Communications systems have been among those that have been reassessed the most. Companies have realised that their previously acceptable solutions didn’t make the grade. At a time when workforces are widely distributed, having a phone system that autoroutes calls without a receptionist intercepting them is a significant plus in terms of costs, efficiency, and professionalism. The original communications platform wasn’t the wrong choice at the time — rather, it was designed to do X, and the Coronavirus pandemic has forced Y on us all.
Evolving comms systems
The traditional PBX phone systems that sits in the corner of the office or hidden away in a cupboard is being replaced by software running in distant data centres, AKA, the cloud. But even before the enforced closure of many business premises, cloud-based communications were already showing users their extensibility and power that outstripped “traditional” phone systems.
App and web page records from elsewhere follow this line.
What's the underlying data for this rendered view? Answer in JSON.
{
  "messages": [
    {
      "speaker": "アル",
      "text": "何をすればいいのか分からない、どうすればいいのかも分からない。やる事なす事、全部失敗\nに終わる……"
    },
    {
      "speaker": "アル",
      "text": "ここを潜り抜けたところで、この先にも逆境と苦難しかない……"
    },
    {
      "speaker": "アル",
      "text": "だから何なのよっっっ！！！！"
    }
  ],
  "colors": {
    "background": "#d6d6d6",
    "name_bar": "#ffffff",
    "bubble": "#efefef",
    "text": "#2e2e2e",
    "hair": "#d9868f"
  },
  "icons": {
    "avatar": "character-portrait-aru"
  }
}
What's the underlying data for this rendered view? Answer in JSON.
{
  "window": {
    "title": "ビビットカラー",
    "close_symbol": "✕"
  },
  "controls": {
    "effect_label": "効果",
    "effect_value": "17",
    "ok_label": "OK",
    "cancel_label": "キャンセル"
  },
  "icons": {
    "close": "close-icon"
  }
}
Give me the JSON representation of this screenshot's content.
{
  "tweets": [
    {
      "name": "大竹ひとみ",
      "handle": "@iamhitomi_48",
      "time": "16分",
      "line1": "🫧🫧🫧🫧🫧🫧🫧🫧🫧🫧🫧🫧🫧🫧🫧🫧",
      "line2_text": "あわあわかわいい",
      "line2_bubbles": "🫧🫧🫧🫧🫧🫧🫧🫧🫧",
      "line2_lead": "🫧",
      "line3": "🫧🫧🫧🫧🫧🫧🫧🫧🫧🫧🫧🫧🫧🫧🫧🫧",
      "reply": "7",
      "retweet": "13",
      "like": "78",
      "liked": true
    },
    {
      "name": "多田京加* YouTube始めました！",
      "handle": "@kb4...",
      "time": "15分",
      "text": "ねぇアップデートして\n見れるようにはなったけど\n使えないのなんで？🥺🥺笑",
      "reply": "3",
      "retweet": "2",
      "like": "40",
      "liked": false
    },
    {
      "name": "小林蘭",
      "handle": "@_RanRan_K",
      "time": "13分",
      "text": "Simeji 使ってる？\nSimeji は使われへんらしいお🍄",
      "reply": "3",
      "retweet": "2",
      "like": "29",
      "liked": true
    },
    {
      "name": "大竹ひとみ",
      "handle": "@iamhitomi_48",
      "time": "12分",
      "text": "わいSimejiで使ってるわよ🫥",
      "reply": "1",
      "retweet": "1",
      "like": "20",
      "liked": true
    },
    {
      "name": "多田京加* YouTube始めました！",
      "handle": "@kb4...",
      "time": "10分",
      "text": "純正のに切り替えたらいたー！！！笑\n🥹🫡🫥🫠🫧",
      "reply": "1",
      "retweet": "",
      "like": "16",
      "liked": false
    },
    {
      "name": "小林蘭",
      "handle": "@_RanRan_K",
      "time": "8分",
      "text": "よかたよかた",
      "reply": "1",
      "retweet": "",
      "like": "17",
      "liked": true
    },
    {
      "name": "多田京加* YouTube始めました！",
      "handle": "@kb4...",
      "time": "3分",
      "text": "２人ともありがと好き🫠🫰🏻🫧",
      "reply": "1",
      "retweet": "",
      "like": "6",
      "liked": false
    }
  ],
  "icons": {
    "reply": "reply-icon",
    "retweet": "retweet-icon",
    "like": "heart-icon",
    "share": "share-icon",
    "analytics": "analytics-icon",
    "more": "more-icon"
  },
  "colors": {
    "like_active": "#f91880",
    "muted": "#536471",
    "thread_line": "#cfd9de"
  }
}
Having technology that’s so obviously office-based has led many decision-makers to accelerate moving this critical mainstay of most organisations out to where it’s available everywhere, 24/7 – the cloud.
It’s worth taking a moment to consider why cloud-based communications have significant advantages over on-premise services. In brief, it comes down to the ability of software to replicate hardware’s abilities in the first instance and then extend capabilities as required.
For VOIP, that means all the capabilities that digital voice communications offer: hunt groups, automated switchboard emulation, keypad input and intelligent routing. But once those facilities exist in software, they can be extended, with overall power limited by the resources available on the cloud. That’s the ethos of Enreach, a company founded back in 1997 and now being targeted as the primary supplier of unified communications in Europe.
Business telephony in 2021 is all about user preferences and working patterns, neatly summed up as the user “experience”. For many, that means using their mobile devices as the business communications centre — for calls, for management, as a tool used to update colleagues on availability, rerouting calls or starting conference calls at the tap of a screen.
The mobile device is the go-to choice for many users, but there are options for those that prefer using a desktop device. In Enreach’s case, that’s the HD Touch, a tablet form factor that owes more to digital home assistants than the old landline (but it’s a more capable device than a 2010s-style handset).
It’s especially in the management of traditional solutions that powerful, cloud-based software begins to shine. All those high-level, pro features that needed the system supplier’s involvement (and an extra license fee, too, in many cases) are right there in a web interface for immediate configuration. Creating new extensions, adding people to call groups, out-of-office menus, and auto-attendants — all these and more are just a few clicks away.
Of course, like all cloud services, the features and power of any platform are only available with an internet connection. However, as many readers will attest, a broadband connection from the home office is often shared with others watching streaming media, playing games and generally surfing the web. Enreach offers its customers business-grade broadband that comes with stringent SLAs with regards uptime and reliability, and connectivity is shared with fewer “tenants” than with domestic broadband (in technical jargon, contention ratios are lower).
In all, cloud-powered communications are the perfect solution for workplaces that suddenly have become more distributed than they were a couple of years ago. But instead of clinging on to the legacy provision that was always single office-focused, services like Enreach’s serves the new working paradigm. Its features and facilities take it several steps further than “traditional” phone systems, and as the organisation adapts and grows over the next few years, its capabilities will be right there to support the business.
You can read more about Enreach’s offerings on the company’s website or stay here on the pages of Tech HQ and refer back to this article, where we also had a closer look at the possibilities of cloud comms.